Thus, while Recycle Awareness Week in its various global avatars may differ in specifics, the shared vision is a world where resources are used judiciously, waste is minimized, and recycling is an integral part of the global ethos.
Significance of Recycle Awareness Week
Conservation of Energy:
Recycling often uses significantly less energy than manufacturing products from virgin materials. This energy conservation results in fewer greenhouse gas emissions, contributing to the fight against climate change.
Reduction in Pollution:
Recycling helps in reducing the need for extracting, refining, and processing raw materials, all of which create substantial air and water pollution.
Extension of Product Life Cycle:
Recycling emphasizes the importance of using products to their maximum potential, which not only conserves resources but also minimizes the environmental footprint of goods.
Societal Awareness and Cohesion:

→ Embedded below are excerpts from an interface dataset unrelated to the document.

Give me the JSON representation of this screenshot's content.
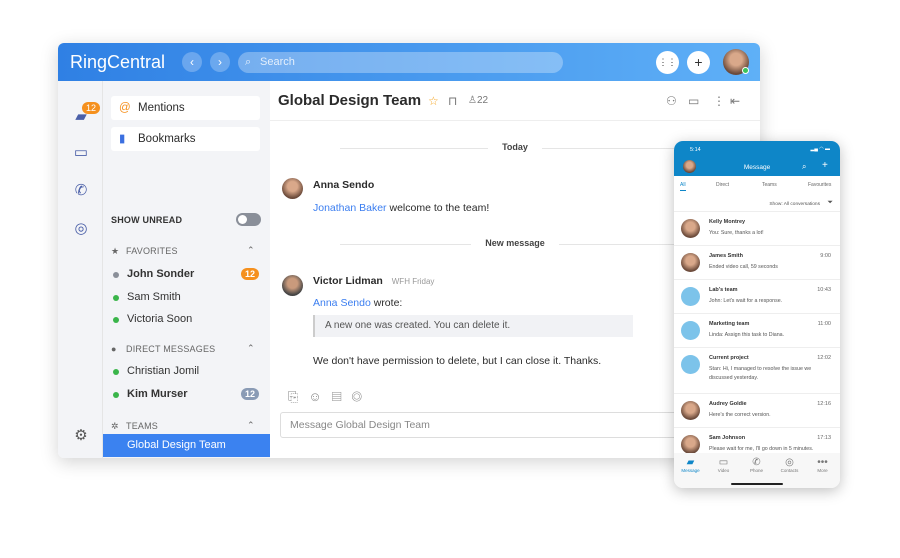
{
  "app": {
    "title": "RingCentral",
    "search_placeholder": "Search",
    "back": "‹",
    "forward": "›",
    "dialpad": "⋮⋮",
    "add": "+"
  },
  "rail": {
    "messages_badge": "12"
  },
  "sidebar": {
    "mentions": "Mentions",
    "bookmarks": "Bookmarks",
    "show_unread": "SHOW UNREAD",
    "show_unread_on": false,
    "favorites_label": "FAVORITES",
    "favorites": [
      {
        "name": "John Sonder",
        "badge": "12",
        "bold": true,
        "status": "offline"
      },
      {
        "name": "Sam Smith",
        "status": "online"
      },
      {
        "name": "Victoria Soon",
        "status": "online"
      }
    ],
    "dm_label": "DIRECT MESSAGES",
    "direct": [
      {
        "name": "Christian Jomil",
        "status": "online"
      },
      {
        "name": "Kim Murser",
        "badge": "12",
        "bold": true,
        "status": "online"
      }
    ],
    "teams_label": "TEAMS",
    "teams": [
      {
        "name": "Global Design Team",
        "selected": true
      }
    ]
  },
  "chat": {
    "title": "Global Design Team",
    "members": "22",
    "sep_today": "Today",
    "sep_new": "New message",
    "messages": [
      {
        "author": "Anna Sendo",
        "mention": "Jonathan Baker",
        "text": " welcome to the team!"
      },
      {
        "author": "Victor Lidman",
        "status": "WFH Friday",
        "mention": "Anna Sendo",
        "text": " wrote:",
        "quote": "A new one was created. You can delete it.",
        "text2": "We don't have permission to delete, but I can close it. Thanks."
      }
    ],
    "compose_placeholder": "Message Global Design Team"
  },
  "phone": {
    "time": "5:14",
    "title": "Message",
    "tabs": [
      "All",
      "Direct",
      "Teams",
      "Favourites"
    ],
    "filter": "Show: All conversations",
    "conversations": [
      {
        "name": "Kelly Montrey",
        "time": "",
        "msg": "You: Sure, thanks a lot!",
        "team": false
      },
      {
        "name": "James Smith",
        "time": "9:00",
        "msg": "Ended video call, 59 seconds",
        "team": false
      },
      {
        "name": "Lab's team",
        "time": "10:43",
        "msg": "John: Let's wait for a response.",
        "team": true
      },
      {
        "name": "Marketing team",
        "time": "11:00",
        "msg": "Linda: Assign this task to Diana.",
        "team": true
      },
      {
        "name": "Current project",
        "time": "12:02",
        "msg": "Stan: Hi, I managed to resolve the issue we discussed yesterday.",
        "team": true
      },
      {
        "name": "Audrey Goldie",
        "time": "12:16",
        "msg": "Here's the correct version.",
        "team": false
      },
      {
        "name": "Sam Johnson",
        "time": "17:13",
        "msg": "Please wait for me, I'll go down in 5 minutes.",
        "team": false
      }
    ],
    "nav": [
      "Message",
      "Video",
      "Phone",
      "Contacts",
      "More"
    ]
  },
  "colors": {
    "accent": "#3b82f0",
    "header": "#2f80e4",
    "badge": "#f5901e",
    "phone_header": "#0e86c8",
    "online": "#3ab54a"
  }
}
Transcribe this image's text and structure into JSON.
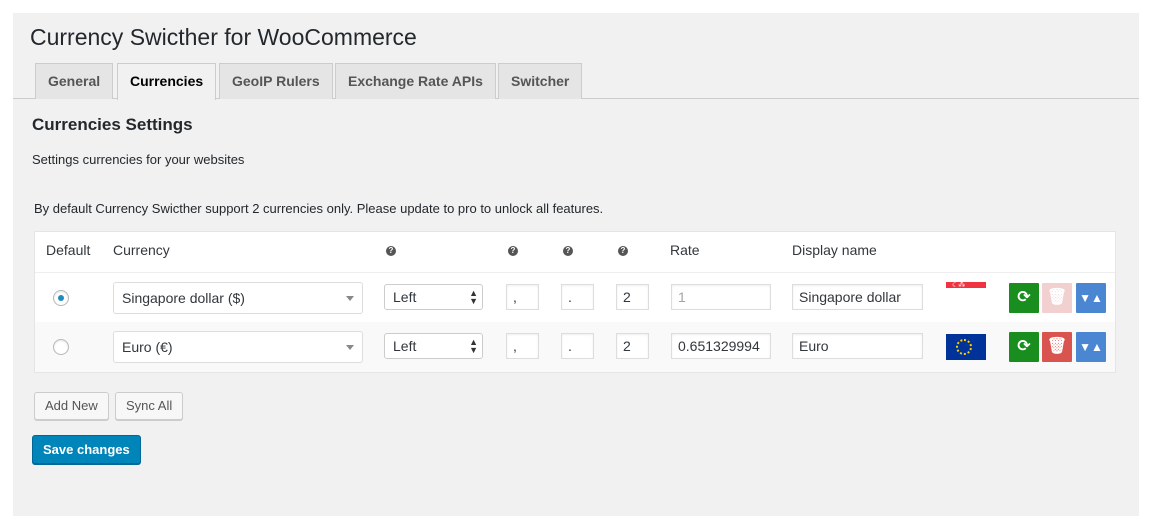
{
  "page": {
    "title": "Currency Swicther for WooCommerce"
  },
  "tabs": [
    {
      "label": "General",
      "active": false
    },
    {
      "label": "Currencies",
      "active": true
    },
    {
      "label": "GeoIP Rulers",
      "active": false
    },
    {
      "label": "Exchange Rate APIs",
      "active": false
    },
    {
      "label": "Switcher",
      "active": false
    }
  ],
  "section": {
    "title": "Currencies Settings",
    "description": "Settings currencies for your websites",
    "notice": "By default Currency Swicther support 2 currencies only. Please update to pro to unlock all features."
  },
  "table": {
    "headers": {
      "default": "Default",
      "currency": "Currency",
      "rate": "Rate",
      "display_name": "Display name"
    },
    "help_icon_glyph": "?",
    "rows": [
      {
        "default": true,
        "currency": "Singapore dollar ($)",
        "position": "Left",
        "thousand_sep": ",",
        "decimal_sep": ".",
        "decimals": "2",
        "rate": "1",
        "rate_disabled": true,
        "display_name": "Singapore dollar",
        "flag": "singapore-flag",
        "delete_disabled": true
      },
      {
        "default": false,
        "currency": "Euro (€)",
        "position": "Left",
        "thousand_sep": ",",
        "decimal_sep": ".",
        "decimals": "2",
        "rate": "0.651329994",
        "rate_disabled": false,
        "display_name": "Euro",
        "flag": "eu-flag",
        "delete_disabled": false
      }
    ]
  },
  "buttons": {
    "add_new": "Add New",
    "sync_all": "Sync All",
    "save": "Save changes"
  },
  "colors": {
    "primary": "#0085ba",
    "sync": "#198d1e",
    "delete": "#d9534f",
    "move": "#4a86d1"
  }
}
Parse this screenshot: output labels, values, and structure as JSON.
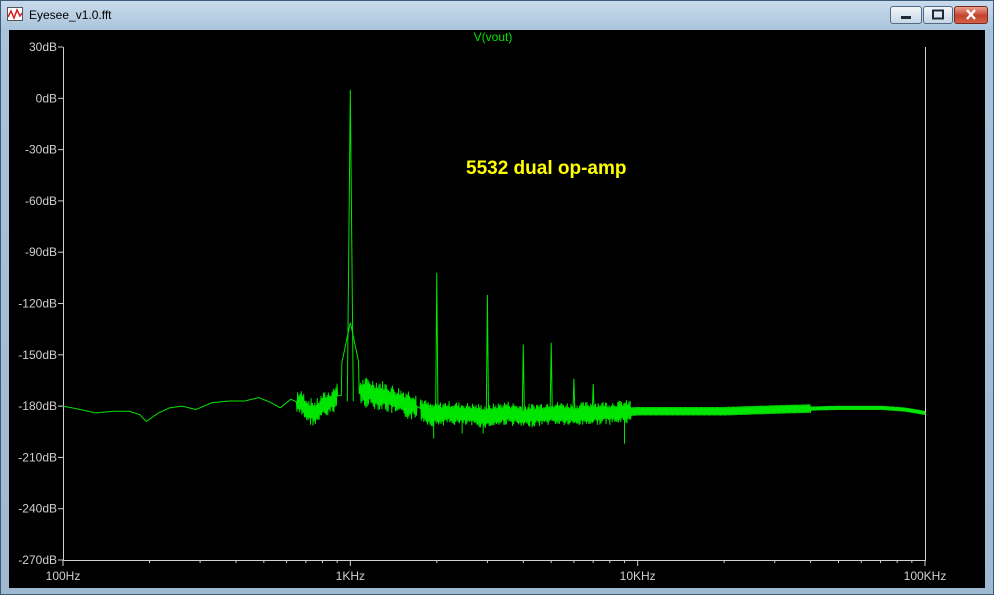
{
  "window": {
    "title": "Eyesee_v1.0.fft",
    "buttons": {
      "minimize_icon": "minimize-icon",
      "maximize_icon": "maximize-icon",
      "close_icon": "close-icon"
    }
  },
  "colors": {
    "trace": "#00e600",
    "text": "#cfcfcf",
    "annotation": "#ffff00",
    "background": "#000000"
  },
  "chart_data": {
    "type": "line",
    "title": "V(vout)",
    "annotation": "5532 dual op-amp",
    "x_scale": "log",
    "y_unit": "dB",
    "xlim": [
      100,
      100000
    ],
    "ylim": [
      -270,
      30
    ],
    "xticks": [
      {
        "value": 100,
        "label": "100Hz"
      },
      {
        "value": 1000,
        "label": "1KHz"
      },
      {
        "value": 10000,
        "label": "10KHz"
      },
      {
        "value": 100000,
        "label": "100KHz"
      }
    ],
    "yticks": [
      {
        "value": 30,
        "label": "30dB"
      },
      {
        "value": 0,
        "label": "0dB"
      },
      {
        "value": -30,
        "label": "-30dB"
      },
      {
        "value": -60,
        "label": "-60dB"
      },
      {
        "value": -90,
        "label": "-90dB"
      },
      {
        "value": -120,
        "label": "-120dB"
      },
      {
        "value": -150,
        "label": "-150dB"
      },
      {
        "value": -180,
        "label": "-180dB"
      },
      {
        "value": -210,
        "label": "-210dB"
      },
      {
        "value": -240,
        "label": "-240dB"
      },
      {
        "value": -270,
        "label": "-270dB"
      }
    ],
    "grid": false,
    "series": [
      {
        "noise_floor": [
          [
            100,
            -180
          ],
          [
            115,
            -182
          ],
          [
            130,
            -184
          ],
          [
            150,
            -183
          ],
          [
            170,
            -183
          ],
          [
            185,
            -185
          ],
          [
            195,
            -189
          ],
          [
            215,
            -184
          ],
          [
            235,
            -181
          ],
          [
            260,
            -180
          ],
          [
            290,
            -182
          ],
          [
            330,
            -178
          ],
          [
            380,
            -177
          ],
          [
            430,
            -177
          ],
          [
            480,
            -175
          ],
          [
            530,
            -178
          ],
          [
            570,
            -181
          ],
          [
            620,
            -176
          ],
          [
            680,
            -179
          ],
          [
            720,
            -183
          ],
          [
            760,
            -184
          ],
          [
            800,
            -180
          ],
          [
            850,
            -178
          ],
          [
            900,
            -174
          ],
          [
            1150,
            -172
          ],
          [
            1300,
            -174
          ],
          [
            1500,
            -178
          ],
          [
            1700,
            -180
          ],
          [
            1900,
            -185
          ],
          [
            2200,
            -184
          ],
          [
            2600,
            -185
          ],
          [
            3000,
            -186
          ],
          [
            3500,
            -184
          ],
          [
            4000,
            -186
          ],
          [
            5000,
            -184
          ],
          [
            6000,
            -185
          ],
          [
            7000,
            -184
          ],
          [
            8000,
            -184
          ],
          [
            10000,
            -183
          ],
          [
            15000,
            -183
          ],
          [
            20000,
            -183
          ],
          [
            30000,
            -182
          ],
          [
            50000,
            -181
          ],
          [
            70000,
            -181
          ],
          [
            85000,
            -182
          ],
          [
            100000,
            -184
          ]
        ],
        "peaks": [
          {
            "x": 1000,
            "y": 5
          },
          {
            "x": 2000,
            "y": -102
          },
          {
            "x": 3000,
            "y": -115
          },
          {
            "x": 4000,
            "y": -144
          },
          {
            "x": 5000,
            "y": -143
          },
          {
            "x": 6000,
            "y": -164
          },
          {
            "x": 7000,
            "y": -167
          }
        ]
      }
    ]
  }
}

The week acts as a unifying force, encouraging individuals, communities, and businesses to take collective action for the betterment of the environment.
Observing Recycle Awareness Week
Initiate community-based recycling drives, where individuals can bring items that aren’t typically recycled through curbside services, like e-waste, batteries, or specific plastics.
Encourage artists to create installations or exhibits using recycled or upcycled materials, showcasing the artistic potential of what many consider “waste.”
Challenges and Contests:
Introduce challenges or contests, such as who can create the most innovative household item from recyclable materials, to stimulate creativity and engagement.
Set up kiosks or interactive displays in public areas that educate individuals about the recycling process, its benefits, and the end-life of commonly used items, providing a tangible connection to the concept.
Partner with local businesses, schools, and other institutions for special discounts or offers for individuals who actively participate in recycling activities during the week, further incentivizing the act of recycling.
- Recycling one aluminum can save enough energy to run a TV for three hours.
- Up to 60% of the rubbish that ends up in the bin could be recycled.
- Glass is 100% recyclable and can be reused indefinitely without quality or purity loss.
- Recycling a stack of newspaper just 3 feet high can save one whole tree.
- The energy saved from recycling one glass bottle can power a computer for 25 minutes.
What is Recycle Awareness Week?
Recycle Awareness Week, commonly referred to as “Recycle Week,” is an annual event aimed at encouraging individuals, communities, and businesses to increase their recycling efforts and promote the importance of recycling for the environment.
When is Recycle Awareness Week celebrated?
The specific dates can vary, but in some places, such as the UK, it’s generally observed in late September.
Why is Recycle Awareness Week important?
Recycling reduces waste sent to landfills, conserves natural resources, and decreases pollution. This week helps people recognize the benefits of recycling and informs them about correct recycling practices.
Who organizes and supports this week?
Various organizations and governmental agencies promote and coordinate events during the week. For instance, in the UK, the Waste & Resources Action Programme (WRAP) plays a significant role.
How can people participate?
Individuals can take action by improving their recycling habits, participating in local events, sharing information on social media, and educating others on recycling best practices.